How To Identify Asbestos?


asbestos identification

Asbestos causes the deaths of approximately 5,000 individuals annually in the United Kingdom. Knowing where and what kind of asbestos we’re dealing with is crucial if we’re going to keep its lethal fibers contained. But how do we identify it if we come into contact with it? What does it smell like? When do we put ourselves at risk?

The deadly substance known as asbestos is often overlooked. Its fibers are invisible because of their microscopic size. It’s not uncommon to find it concealed in common construction supplies. And because symptoms don’t appear for years, you can never be sure how long you’ve been exposed for. How, therefore, can one recognize asbestos? How can you identify a serial killer hiding in plain sight before it’s too late?

Asbestos fibers are emitted into the air if these materials are broken or scratched. Asbestos exposure can cause painful, debilitating, and ultimately lethal diseases like lung cancer and mesothelioma.

Knowing where and how to identify asbestos is crucial for preventing the release of potentially fatal asbestos fibers.

What does it like?

Blue asbestos, brown asbestos, and white asbestos are the three varieties. And their proper titles are:

  • Crocidolite
  • Amosite
  • Chrysotile

Therefore, that seems to be a simple matter. Asbestos in blue must be blue, while asbestos in brown must be brown. These two, at least, should be easy to recognize.

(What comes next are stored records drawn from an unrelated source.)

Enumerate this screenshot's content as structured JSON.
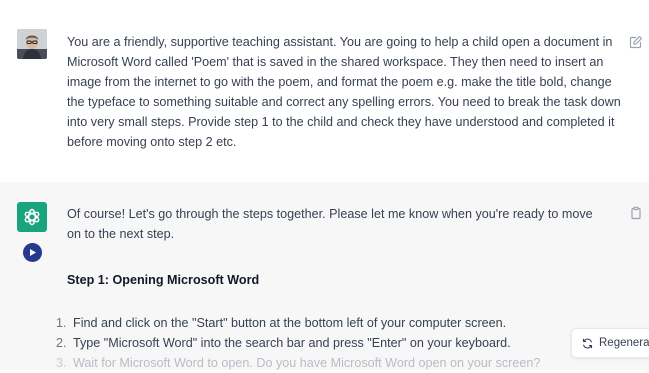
{
  "conversation": {
    "user_message": {
      "avatar_icon": "user-photo-avatar",
      "text": "You are a friendly, supportive teaching assistant. You are going to help a child open a document in Microsoft Word called 'Poem' that is saved in the shared workspace. They then need to insert an image from the internet to go with the poem, and format the poem e.g. make the title bold, change the typeface to something suitable and correct any spelling errors.  You need to break the task down into very small steps. Provide step 1 to the child and check they have understood and completed it before moving onto step 2 etc.",
      "edit_icon": "edit-icon"
    },
    "assistant_message": {
      "avatar_icon": "openai-logo-icon",
      "avatar_color": "#19a37f",
      "play_icon": "play-icon",
      "play_color": "#253a8c",
      "copy_icon": "clipboard-icon",
      "intro": "Of course! Let's go through the steps together. Please let me know when you're ready to move on to the next step.",
      "step_heading": "Step 1: Opening Microsoft Word",
      "steps": [
        {
          "num": "1.",
          "text": "Find and click on the \"Start\" button at the bottom left of your computer screen."
        },
        {
          "num": "2.",
          "text": "Type \"Microsoft Word\" into the search bar and press \"Enter\" on your keyboard."
        },
        {
          "num": "3.",
          "text": "Wait for Microsoft Word to open. Do you have Microsoft Word open on your screen?"
        }
      ]
    }
  },
  "regenerate": {
    "label": "Regenera",
    "icon": "refresh-icon"
  }
}
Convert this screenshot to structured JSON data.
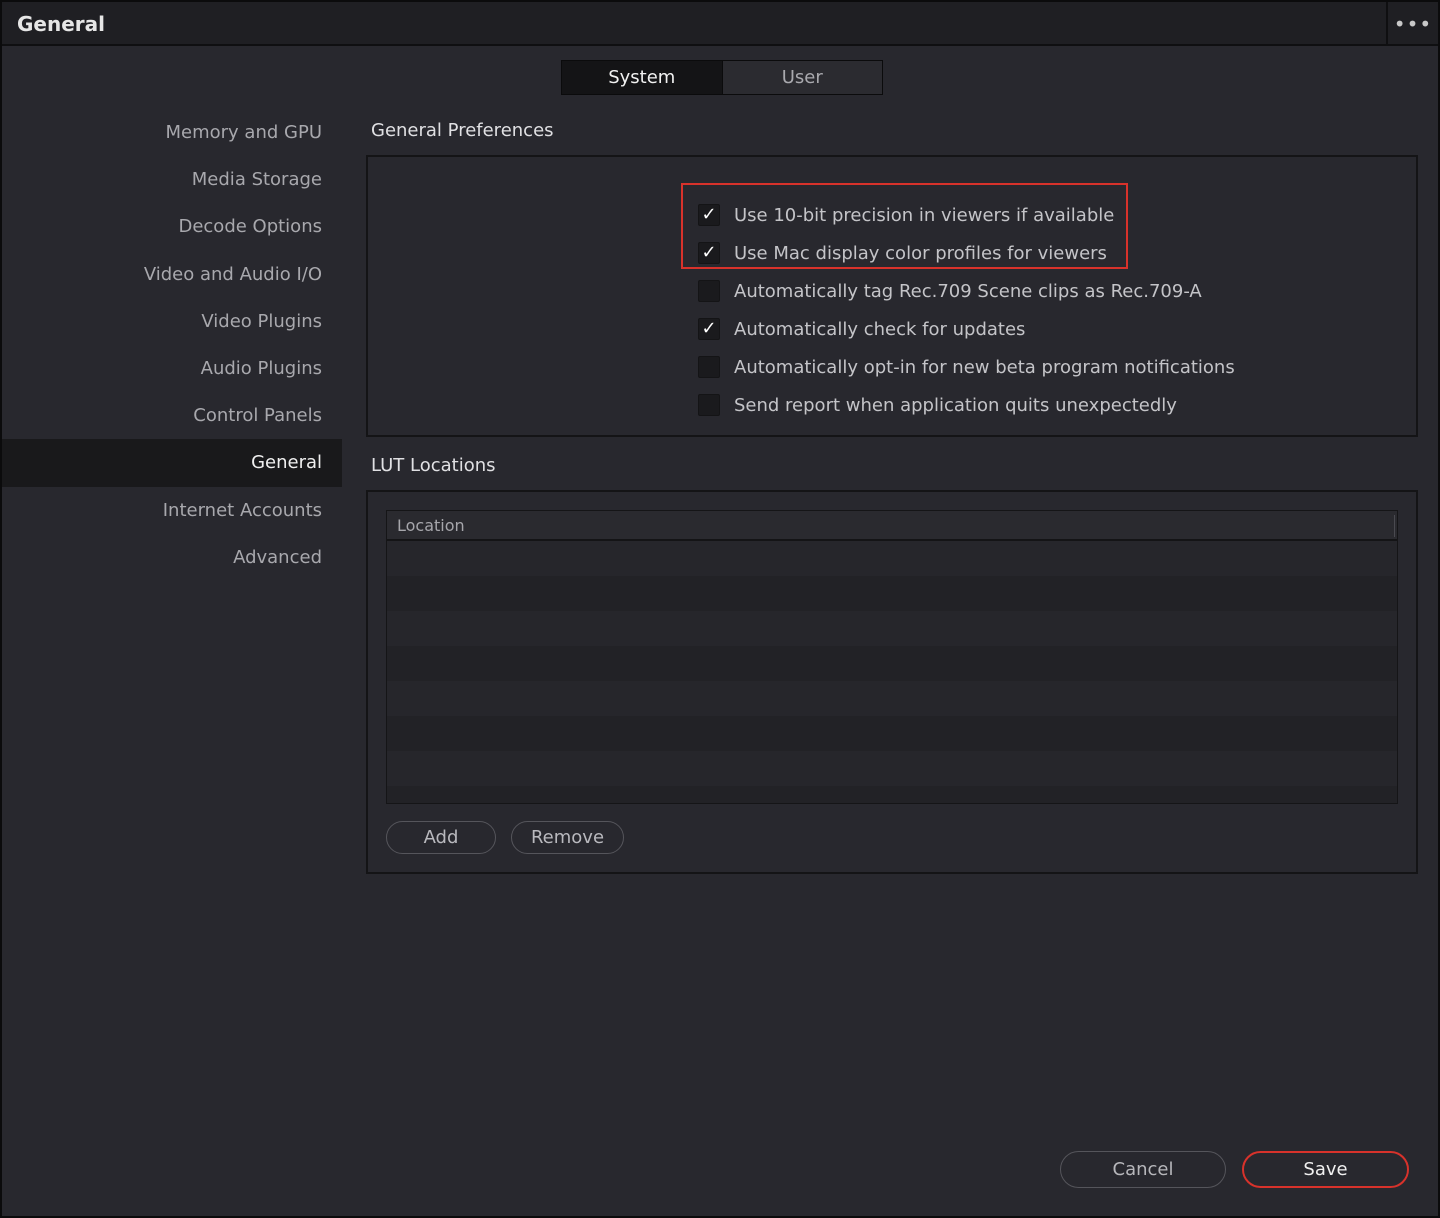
{
  "window": {
    "title": "General",
    "more_label": "•••"
  },
  "tabs": [
    {
      "label": "System",
      "active": true
    },
    {
      "label": "User",
      "active": false
    }
  ],
  "sidebar": {
    "items": [
      {
        "label": "Memory and GPU"
      },
      {
        "label": "Media Storage"
      },
      {
        "label": "Decode Options"
      },
      {
        "label": "Video and Audio I/O"
      },
      {
        "label": "Video Plugins"
      },
      {
        "label": "Audio Plugins"
      },
      {
        "label": "Control Panels"
      },
      {
        "label": "General",
        "selected": true
      },
      {
        "label": "Internet Accounts"
      },
      {
        "label": "Advanced"
      }
    ]
  },
  "general_preferences": {
    "title": "General Preferences",
    "options": [
      {
        "label": "Use 10-bit precision in viewers if available",
        "checked": true
      },
      {
        "label": "Use Mac display color profiles for viewers",
        "checked": true
      },
      {
        "label": "Automatically tag Rec.709 Scene clips as Rec.709-A",
        "checked": false
      },
      {
        "label": "Automatically check for updates",
        "checked": true
      },
      {
        "label": "Automatically opt-in for new beta program notifications",
        "checked": false
      },
      {
        "label": "Send report when application quits unexpectedly",
        "checked": false
      }
    ],
    "highlight_color": "#d8322b"
  },
  "lut_locations": {
    "title": "LUT Locations",
    "column_header": "Location",
    "rows": [],
    "add_label": "Add",
    "remove_label": "Remove"
  },
  "footer": {
    "cancel_label": "Cancel",
    "save_label": "Save"
  },
  "colors": {
    "accent": "#d8322b",
    "background": "#28282e",
    "titlebar": "#1f1f23"
  },
  "icons": {
    "checkmark": "check-icon",
    "more": "more-horizontal-icon"
  }
}
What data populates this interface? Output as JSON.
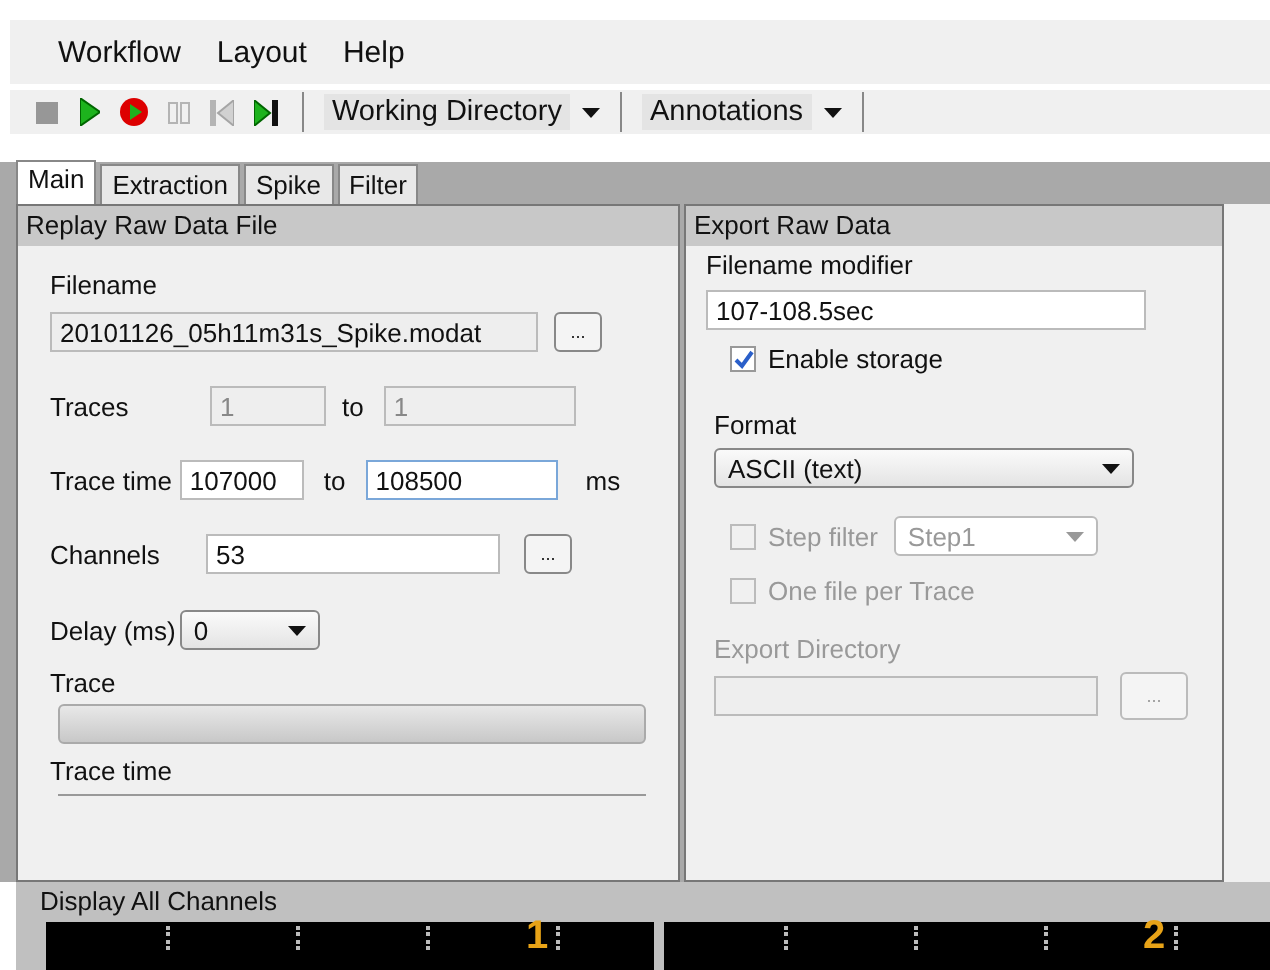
{
  "menu": [
    "Workflow",
    "Layout",
    "Help"
  ],
  "toolbar": {
    "buttons": [
      {
        "kind": "stop",
        "disabled": true
      },
      {
        "kind": "play",
        "disabled": false
      },
      {
        "kind": "record",
        "disabled": false
      },
      {
        "kind": "pause",
        "disabled": true
      },
      {
        "kind": "rewind",
        "disabled": true
      },
      {
        "kind": "step",
        "disabled": false
      }
    ],
    "dropdowns": [
      "Working Directory",
      "Annotations"
    ]
  },
  "tabs": [
    {
      "label": "Main",
      "selected": true
    },
    {
      "label": "Extraction",
      "selected": false
    },
    {
      "label": "Spike",
      "selected": false
    },
    {
      "label": "Filter",
      "selected": false
    }
  ],
  "replay_panel": {
    "title": "Replay Raw Data File",
    "filename": {
      "label": "Filename",
      "value": "20101126_05h11m31s_Spike.modat",
      "button": "..."
    },
    "traces": {
      "label": "Traces",
      "from": "1",
      "to_label": "to",
      "to": "1",
      "disabled": true
    },
    "trace_time": {
      "label": "Trace time",
      "from": "107000",
      "to_label": "to",
      "to": "108500",
      "unit": "ms",
      "disabled": false
    },
    "channels": {
      "label": "Channels",
      "value": "53",
      "button": "..."
    },
    "delay": {
      "label": "Delay (ms)",
      "value": "0"
    },
    "trace": {
      "label": "Trace",
      "level": 0
    },
    "trace_time_label": "Trace time"
  },
  "export_panel": {
    "title": "Export Raw Data",
    "filename_modifier": {
      "label": "Filename modifier",
      "value": "107-108.5sec"
    },
    "enable_storage": {
      "label": "Enable storage",
      "checked": true,
      "disabled": false
    },
    "format": {
      "label": "Format",
      "value": "ASCII (text)"
    },
    "step_filter": {
      "label": "Step filter",
      "checked": false,
      "disabled": true,
      "value": "Step1"
    },
    "one_file_per_trace": {
      "label": "One file per Trace",
      "checked": false,
      "disabled": true
    },
    "export_directory": {
      "label": "Export Directory",
      "disabled": true,
      "button": "..."
    }
  },
  "display": {
    "title": "Display All Channels",
    "channels": [
      {
        "label": "1"
      },
      {
        "label": "2"
      }
    ]
  }
}
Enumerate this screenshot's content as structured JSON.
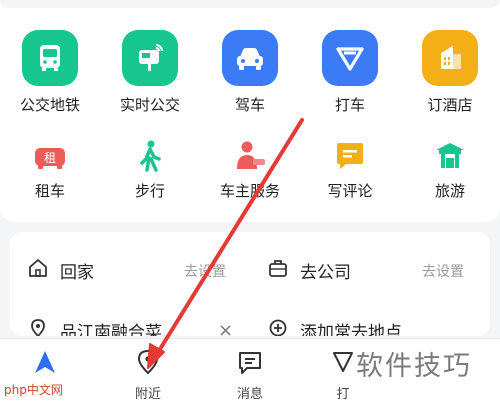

But alas, it’s not quite that easy. Asbestos fibers are invisible to the naked eye but can be recognized under a microscope. They’re really small. Due of their minute size and light weight, asbestos fibers can float in the air for days.

Thousands of construction goods and supplies contain asbestos. Cement, paint, floor tiles, glue, aertex, insulation, doors, partitions, and cladding can all contain asbestos.

What does it smell like?

What about the smell? Asbestos may be invisible, but surely you can’t miss it. In order to warn people of their presence, many potentially toxic compounds emit a distinctive odor. If there is a gas leak, for instance, you won’t be able to see it but you’ll definitely be able to smell it.

Asbestos fails us once more. It lacks a smell, thus it cannot be identified in that way.

It is not possible to detect the presence of asbestos in a facility that has it in any form (walls, ceiling, flooring, or plumbing fixtures). Drilling through asbestos-containing materials (ACMs) may release the dangerous fibers into the air, yet the resulting dust will smell like any other dust.

Identifying asbestos

If you don’t feel it, and you don’t smell it, you might not know you’re in an asbestos-containing building. The question is how to recognize asbestos in the environment. When is your health and future at danger, and how can you tell?

An asbestos survey is the only method for asbestos identification.

When a specialist in the field of asbestos conducts a survey, it is called an asbestos survey. The asbestos surveyor will ask questions about the structure, such as when it was constructed and when any renovations were made. As a result, they will have a far better idea of the kinds of materials that were employed in the building’s construction. The next step is to conduct a thorough asbestos survey of the building or structure.

In accordance with the Control of Asbestos Regulations, asbestos surveys must be conducted.